### [Activity]
The required output is a number: how many lines of the data below include the string "System".

START Material provided

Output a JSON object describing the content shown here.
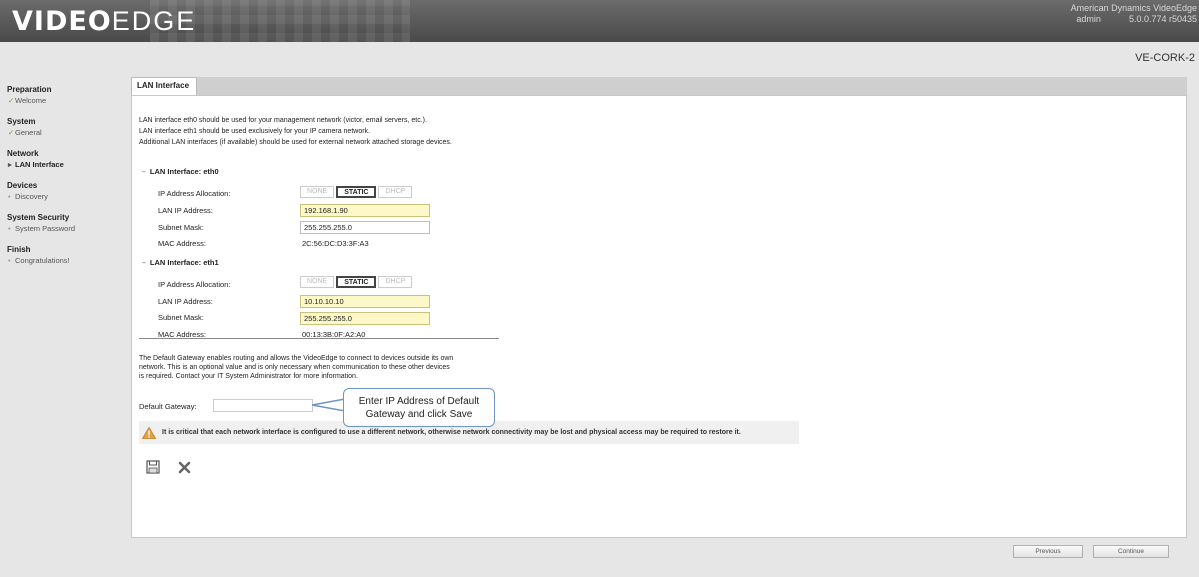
{
  "header": {
    "logo_bold": "VIDEO",
    "logo_light": "EDGE",
    "product_name": "American Dynamics VideoEdge",
    "user": "admin",
    "version": "5.0.0.774 r50435"
  },
  "hostname": "VE-CORK-2",
  "sidebar": {
    "sections": [
      {
        "title": "Preparation",
        "items": [
          {
            "label": "Welcome",
            "state": "done",
            "marker": "✓"
          }
        ]
      },
      {
        "title": "System",
        "items": [
          {
            "label": "General",
            "state": "done",
            "marker": "✓"
          }
        ]
      },
      {
        "title": "Network",
        "items": [
          {
            "label": "LAN Interface",
            "state": "active",
            "marker": "▸"
          }
        ]
      },
      {
        "title": "Devices",
        "items": [
          {
            "label": "Discovery",
            "state": "pending",
            "marker": "•"
          }
        ]
      },
      {
        "title": "System Security",
        "items": [
          {
            "label": "System Password",
            "state": "pending",
            "marker": "•"
          }
        ]
      },
      {
        "title": "Finish",
        "items": [
          {
            "label": "Congratulations!",
            "state": "pending",
            "marker": "•"
          }
        ]
      }
    ]
  },
  "tab": {
    "label": "LAN Interface"
  },
  "intro": {
    "line1": "LAN interface eth0 should be used for your management network (victor, email servers, etc.).",
    "line2": "LAN interface eth1 should be used exclusively for your IP camera network.",
    "line3": "Additional LAN interfaces (if available) should be used for external network attached storage devices."
  },
  "eth0": {
    "heading": "LAN Interface: eth0",
    "alloc_label": "IP Address Allocation:",
    "alloc_options": {
      "none": "NONE",
      "static": "STATIC",
      "dhcp": "DHCP"
    },
    "alloc_selected": "STATIC",
    "ip_label": "LAN IP Address:",
    "ip_value": "192.168.1.90",
    "mask_label": "Subnet Mask:",
    "mask_value": "255.255.255.0",
    "mac_label": "MAC Address:",
    "mac_value": "2C:56:DC:D3:3F:A3"
  },
  "eth1": {
    "heading": "LAN Interface: eth1",
    "alloc_label": "IP Address Allocation:",
    "alloc_options": {
      "none": "NONE",
      "static": "STATIC",
      "dhcp": "DHCP"
    },
    "alloc_selected": "STATIC",
    "ip_label": "LAN IP Address:",
    "ip_value": "10.10.10.10",
    "mask_label": "Subnet Mask:",
    "mask_value": "255.255.255.0",
    "mac_label": "MAC Address:",
    "mac_value": "00:13:3B:0F:A2:A0"
  },
  "gateway": {
    "description_l1": "The Default Gateway enables routing and allows the VideoEdge to connect to devices outside its own",
    "description_l2": "network. This is an optional value and is only necessary when communication to these other devices",
    "description_l3": "is required. Contact your IT System Administrator for more information.",
    "label": "Default Gateway:",
    "value": ""
  },
  "warning": {
    "text": "It is critical that each network interface is configured to use a different network, otherwise network connectivity may be lost and physical access may be required to restore it."
  },
  "callout": {
    "line1": "Enter IP Address of Default",
    "line2": "Gateway and click Save"
  },
  "icons": {
    "save": "save-icon",
    "cancel": "close-icon",
    "warning": "warning-icon"
  },
  "colors": {
    "highlight_field": "#fdf8c8",
    "callout_border": "#6f93c7",
    "check": "#7a9e3a",
    "warning": "#e8a13a"
  },
  "footer": {
    "previous": "Previous",
    "continue": "Continue"
  }
}
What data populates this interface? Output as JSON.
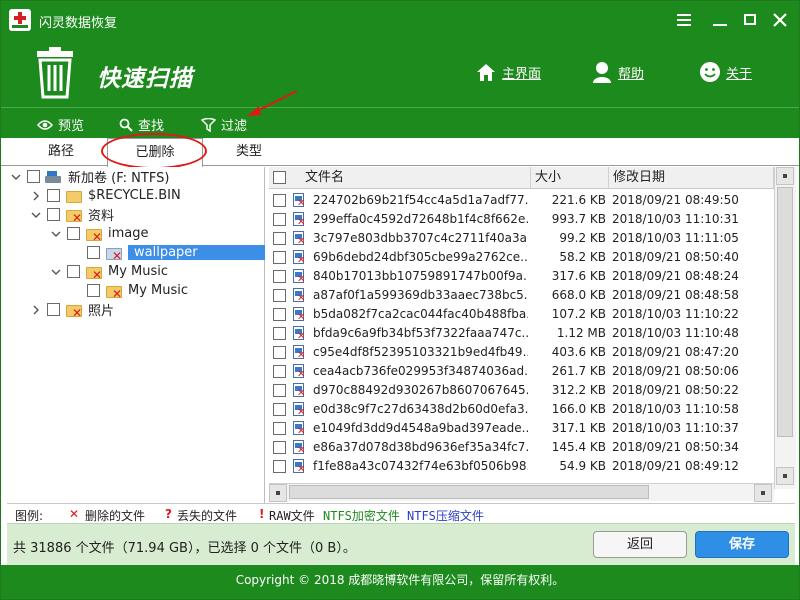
{
  "titlebar": {
    "title": "闪灵数据恢复"
  },
  "header": {
    "heading": "快速扫描",
    "links": [
      {
        "label": "主界面",
        "icon": "home-icon"
      },
      {
        "label": "帮助",
        "icon": "user-help-icon"
      },
      {
        "label": "关于",
        "icon": "smiley-icon"
      }
    ]
  },
  "toolbar": {
    "preview": "预览",
    "search": "查找",
    "filter": "过滤"
  },
  "tabs": [
    "路径",
    "已删除",
    "类型"
  ],
  "tree": {
    "items": [
      {
        "label": "新加卷 (F: NTFS)",
        "icon": "drive-icon"
      },
      {
        "label": "$RECYCLE.BIN",
        "icon": "folder-icon"
      },
      {
        "label": "资料",
        "icon": "deleted-folder-icon"
      },
      {
        "label": "image",
        "icon": "deleted-folder-icon"
      },
      {
        "label": "wallpaper",
        "icon": "deleted-folder-icon"
      },
      {
        "label": "My Music",
        "icon": "deleted-folder-icon"
      },
      {
        "label": "My Music",
        "icon": "deleted-folder-icon"
      },
      {
        "label": "照片",
        "icon": "deleted-folder-icon"
      }
    ]
  },
  "filelist": {
    "columns": {
      "name": "文件名",
      "size": "大小",
      "date": "修改日期"
    },
    "rows": [
      {
        "name": "224702b69b21f54cc4a5d1a7adf77...",
        "size": "221.6 KB",
        "date": "2018/09/21 08:49:50"
      },
      {
        "name": "299effa0c4592d72648b1f4c8f662e...",
        "size": "993.7 KB",
        "date": "2018/10/03 11:10:31"
      },
      {
        "name": "3c797e803dbb3707c4c2711f40a3a...",
        "size": "99.2 KB",
        "date": "2018/10/03 11:11:05"
      },
      {
        "name": "69b6debd24dbf305cbe99a2762ce...",
        "size": "58.2 KB",
        "date": "2018/09/21 08:50:40"
      },
      {
        "name": "840b17013bb10759891747b00f9a...",
        "size": "317.6 KB",
        "date": "2018/09/21 08:48:24"
      },
      {
        "name": "a87af0f1a599369db33aaec738bc5...",
        "size": "668.0 KB",
        "date": "2018/09/21 08:48:58"
      },
      {
        "name": "b5da082f7ca2cac044fac40b488fba...",
        "size": "107.2 KB",
        "date": "2018/10/03 11:10:22"
      },
      {
        "name": "bfda9c6a9fb34bf53f7322faaa747c...",
        "size": "1.12 MB",
        "date": "2018/10/03 11:10:48"
      },
      {
        "name": "c95e4df8f52395103321b9ed4fb49...",
        "size": "403.6 KB",
        "date": "2018/09/21 08:47:20"
      },
      {
        "name": "cea4acb736fe029953f34874036ad...",
        "size": "261.7 KB",
        "date": "2018/09/21 08:50:06"
      },
      {
        "name": "d970c88492d930267b8607067645...",
        "size": "312.2 KB",
        "date": "2018/09/21 08:50:22"
      },
      {
        "name": "e0d38c9f7c27d63438d2b60d0efa3...",
        "size": "166.0 KB",
        "date": "2018/10/03 11:10:58"
      },
      {
        "name": "e1049fd3dd9d4548a9bad397eade...",
        "size": "317.1 KB",
        "date": "2018/10/03 11:10:37"
      },
      {
        "name": "e86a37d078d38bd9636ef35a34fc7...",
        "size": "145.4 KB",
        "date": "2018/09/21 08:50:34"
      },
      {
        "name": "f1fe88a43c07432f74e63bf0506b98...",
        "size": "54.9 KB",
        "date": "2018/09/21 08:49:12"
      }
    ]
  },
  "legend": {
    "title": "图例:",
    "deleted": "删除的文件",
    "lost": "丢失的文件",
    "raw": "RAW文件",
    "ntfs_encrypted": "NTFS加密文件",
    "ntfs_compressed": "NTFS压缩文件"
  },
  "status": {
    "summary": "共 31886 个文件（71.94 GB），已选择 0 个文件（0 B）。",
    "back_label": "返回",
    "save_label": "保存"
  },
  "footer": {
    "copyright": "Copyright © 2018 成都晓博软件有限公司，保留所有权利。"
  },
  "colors": {
    "brand_green": "#1d8a1d",
    "accent_blue": "#2f8fe6",
    "deleted_red": "#e01818",
    "selection_blue": "#3d8ee6"
  }
}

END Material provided

### [Task answer]
4